[Opening Exercise input section]

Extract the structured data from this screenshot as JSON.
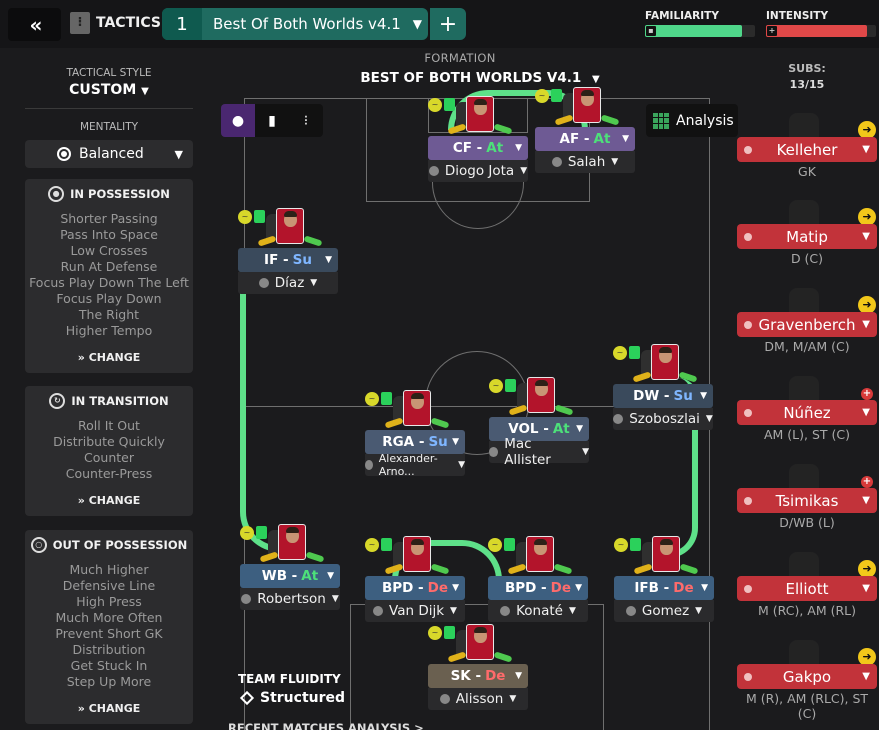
{
  "topbar": {
    "back_glyph": "«",
    "tactics_label": "TACTICS",
    "tactic_slot": "1",
    "tactic_name": "Best Of Both Worlds v4.1",
    "add_glyph": "+",
    "familiarity_label": "FAMILIARITY",
    "familiarity_level": 0.88,
    "familiarity_color": "#4fd68a",
    "intensity_label": "INTENSITY",
    "intensity_level": 0.92,
    "intensity_color": "#e04848"
  },
  "left": {
    "tactical_style_label": "TACTICAL STYLE",
    "tactical_style_value": "CUSTOM",
    "mentality_label": "MENTALITY",
    "mentality_value": "Balanced",
    "in_possession": {
      "title": "IN POSSESSION",
      "items": [
        "Shorter Passing",
        "Pass Into Space",
        "Low Crosses",
        "Run At Defense",
        "Focus Play Down The Left",
        "Focus Play Down The Right",
        "Higher Tempo"
      ],
      "change": "CHANGE"
    },
    "in_transition": {
      "title": "IN TRANSITION",
      "items": [
        "Roll It Out",
        "Distribute Quickly",
        "Counter",
        "Counter-Press"
      ],
      "change": "CHANGE"
    },
    "out_of_possession": {
      "title": "OUT OF POSSESSION",
      "items": [
        "Much Higher Defensive Line",
        "High Press",
        "Much More Often",
        "Prevent Short GK Distribution",
        "Get Stuck In",
        "Step Up More"
      ],
      "change": "CHANGE"
    }
  },
  "pitch": {
    "formation_label": "FORMATION",
    "formation_name": "BEST OF BOTH WORLDS V4.1",
    "analysis_label": "Analysis",
    "fluidity_label": "TEAM FLUIDITY",
    "fluidity_value": "Structured",
    "recent_label": "RECENT MATCHES ANALYSIS >",
    "players": [
      {
        "role": "CF",
        "duty": "At",
        "name": "Diogo Jota",
        "role_color": "#6e5a94",
        "duty_color": "#4de07a"
      },
      {
        "role": "AF",
        "duty": "At",
        "name": "Salah",
        "role_color": "#6e5a94",
        "duty_color": "#4de07a"
      },
      {
        "role": "IF",
        "duty": "Su",
        "name": "Díaz",
        "role_color": "#3a4a5c",
        "duty_color": "#7fb6ff"
      },
      {
        "role": "DW",
        "duty": "Su",
        "name": "Szoboszlai",
        "role_color": "#3a4a5c",
        "duty_color": "#7fb6ff"
      },
      {
        "role": "RGA",
        "duty": "Su",
        "name": "Alexander-Arno...",
        "role_color": "#4a5a72",
        "duty_color": "#7fb6ff"
      },
      {
        "role": "VOL",
        "duty": "At",
        "name": "Mac Allister",
        "role_color": "#4a5a72",
        "duty_color": "#4de07a"
      },
      {
        "role": "WB",
        "duty": "At",
        "name": "Robertson",
        "role_color": "#3d5f80",
        "duty_color": "#4de07a"
      },
      {
        "role": "BPD",
        "duty": "De",
        "name": "Van Dijk",
        "role_color": "#3d5f80",
        "duty_color": "#ff6b6b"
      },
      {
        "role": "BPD",
        "duty": "De",
        "name": "Konaté",
        "role_color": "#3d5f80",
        "duty_color": "#ff6b6b"
      },
      {
        "role": "IFB",
        "duty": "De",
        "name": "Gomez",
        "role_color": "#3d5f80",
        "duty_color": "#ff6b6b"
      },
      {
        "role": "SK",
        "duty": "De",
        "name": "Alisson",
        "role_color": "#6a6050",
        "duty_color": "#ff6b6b"
      }
    ]
  },
  "subs": {
    "title": "SUBS:",
    "count": "13/15",
    "list": [
      {
        "name": "Kelleher",
        "pos": "GK",
        "badge": "arrow"
      },
      {
        "name": "Matip",
        "pos": "D (C)",
        "badge": "arrow"
      },
      {
        "name": "Gravenberch",
        "pos": "DM, M/AM (C)",
        "badge": "arrow"
      },
      {
        "name": "Núñez",
        "pos": "AM (L), ST (C)",
        "badge": "plus"
      },
      {
        "name": "Tsimikas",
        "pos": "D/WB (L)",
        "badge": "plus"
      },
      {
        "name": "Elliott",
        "pos": "M (RC), AM (RL)",
        "badge": "arrow"
      },
      {
        "name": "Gakpo",
        "pos": "M (R), AM (RLC), ST (C)",
        "badge": "arrow"
      }
    ]
  }
}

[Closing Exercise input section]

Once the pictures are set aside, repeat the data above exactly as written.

• **Answer**:
Extract the structured data from this screenshot as JSON.
{
  "topbar": {
    "back_glyph": "«",
    "tactics_label": "TACTICS",
    "tactic_slot": "1",
    "tactic_name": "Best Of Both Worlds v4.1",
    "add_glyph": "+",
    "familiarity_label": "FAMILIARITY",
    "familiarity_level": 0.88,
    "familiarity_color": "#4fd68a",
    "intensity_label": "INTENSITY",
    "intensity_level": 0.92,
    "intensity_color": "#e04848"
  },
  "left": {
    "tactical_style_label": "TACTICAL STYLE",
    "tactical_style_value": "CUSTOM",
    "mentality_label": "MENTALITY",
    "mentality_value": "Balanced",
    "in_possession": {
      "title": "IN POSSESSION",
      "items": [
        "Shorter Passing",
        "Pass Into Space",
        "Low Crosses",
        "Run At Defense",
        "Focus Play Down The Left",
        "Focus Play Down The Right",
        "Higher Tempo"
      ],
      "change": "CHANGE"
    },
    "in_transition": {
      "title": "IN TRANSITION",
      "items": [
        "Roll It Out",
        "Distribute Quickly",
        "Counter",
        "Counter-Press"
      ],
      "change": "CHANGE"
    },
    "out_of_possession": {
      "title": "OUT OF POSSESSION",
      "items": [
        "Much Higher Defensive Line",
        "High Press",
        "Much More Often",
        "Prevent Short GK Distribution",
        "Get Stuck In",
        "Step Up More"
      ],
      "change": "CHANGE"
    }
  },
  "pitch": {
    "formation_label": "FORMATION",
    "formation_name": "BEST OF BOTH WORLDS V4.1",
    "analysis_label": "Analysis",
    "fluidity_label": "TEAM FLUIDITY",
    "fluidity_value": "Structured",
    "recent_label": "RECENT MATCHES ANALYSIS >",
    "players": [
      {
        "role": "CF",
        "duty": "At",
        "name": "Diogo Jota",
        "role_color": "#6e5a94",
        "duty_color": "#4de07a"
      },
      {
        "role": "AF",
        "duty": "At",
        "name": "Salah",
        "role_color": "#6e5a94",
        "duty_color": "#4de07a"
      },
      {
        "role": "IF",
        "duty": "Su",
        "name": "Díaz",
        "role_color": "#3a4a5c",
        "duty_color": "#7fb6ff"
      },
      {
        "role": "DW",
        "duty": "Su",
        "name": "Szoboszlai",
        "role_color": "#3a4a5c",
        "duty_color": "#7fb6ff"
      },
      {
        "role": "RGA",
        "duty": "Su",
        "name": "Alexander-Arno...",
        "role_color": "#4a5a72",
        "duty_color": "#7fb6ff"
      },
      {
        "role": "VOL",
        "duty": "At",
        "name": "Mac Allister",
        "role_color": "#4a5a72",
        "duty_color": "#4de07a"
      },
      {
        "role": "WB",
        "duty": "At",
        "name": "Robertson",
        "role_color": "#3d5f80",
        "duty_color": "#4de07a"
      },
      {
        "role": "BPD",
        "duty": "De",
        "name": "Van Dijk",
        "role_color": "#3d5f80",
        "duty_color": "#ff6b6b"
      },
      {
        "role": "BPD",
        "duty": "De",
        "name": "Konaté",
        "role_color": "#3d5f80",
        "duty_color": "#ff6b6b"
      },
      {
        "role": "IFB",
        "duty": "De",
        "name": "Gomez",
        "role_color": "#3d5f80",
        "duty_color": "#ff6b6b"
      },
      {
        "role": "SK",
        "duty": "De",
        "name": "Alisson",
        "role_color": "#6a6050",
        "duty_color": "#ff6b6b"
      }
    ]
  },
  "subs": {
    "title": "SUBS:",
    "count": "13/15",
    "list": [
      {
        "name": "Kelleher",
        "pos": "GK",
        "badge": "arrow"
      },
      {
        "name": "Matip",
        "pos": "D (C)",
        "badge": "arrow"
      },
      {
        "name": "Gravenberch",
        "pos": "DM, M/AM (C)",
        "badge": "arrow"
      },
      {
        "name": "Núñez",
        "pos": "AM (L), ST (C)",
        "badge": "plus"
      },
      {
        "name": "Tsimikas",
        "pos": "D/WB (L)",
        "badge": "plus"
      },
      {
        "name": "Elliott",
        "pos": "M (RC), AM (RL)",
        "badge": "arrow"
      },
      {
        "name": "Gakpo",
        "pos": "M (R), AM (RLC), ST (C)",
        "badge": "arrow"
      }
    ]
  }
}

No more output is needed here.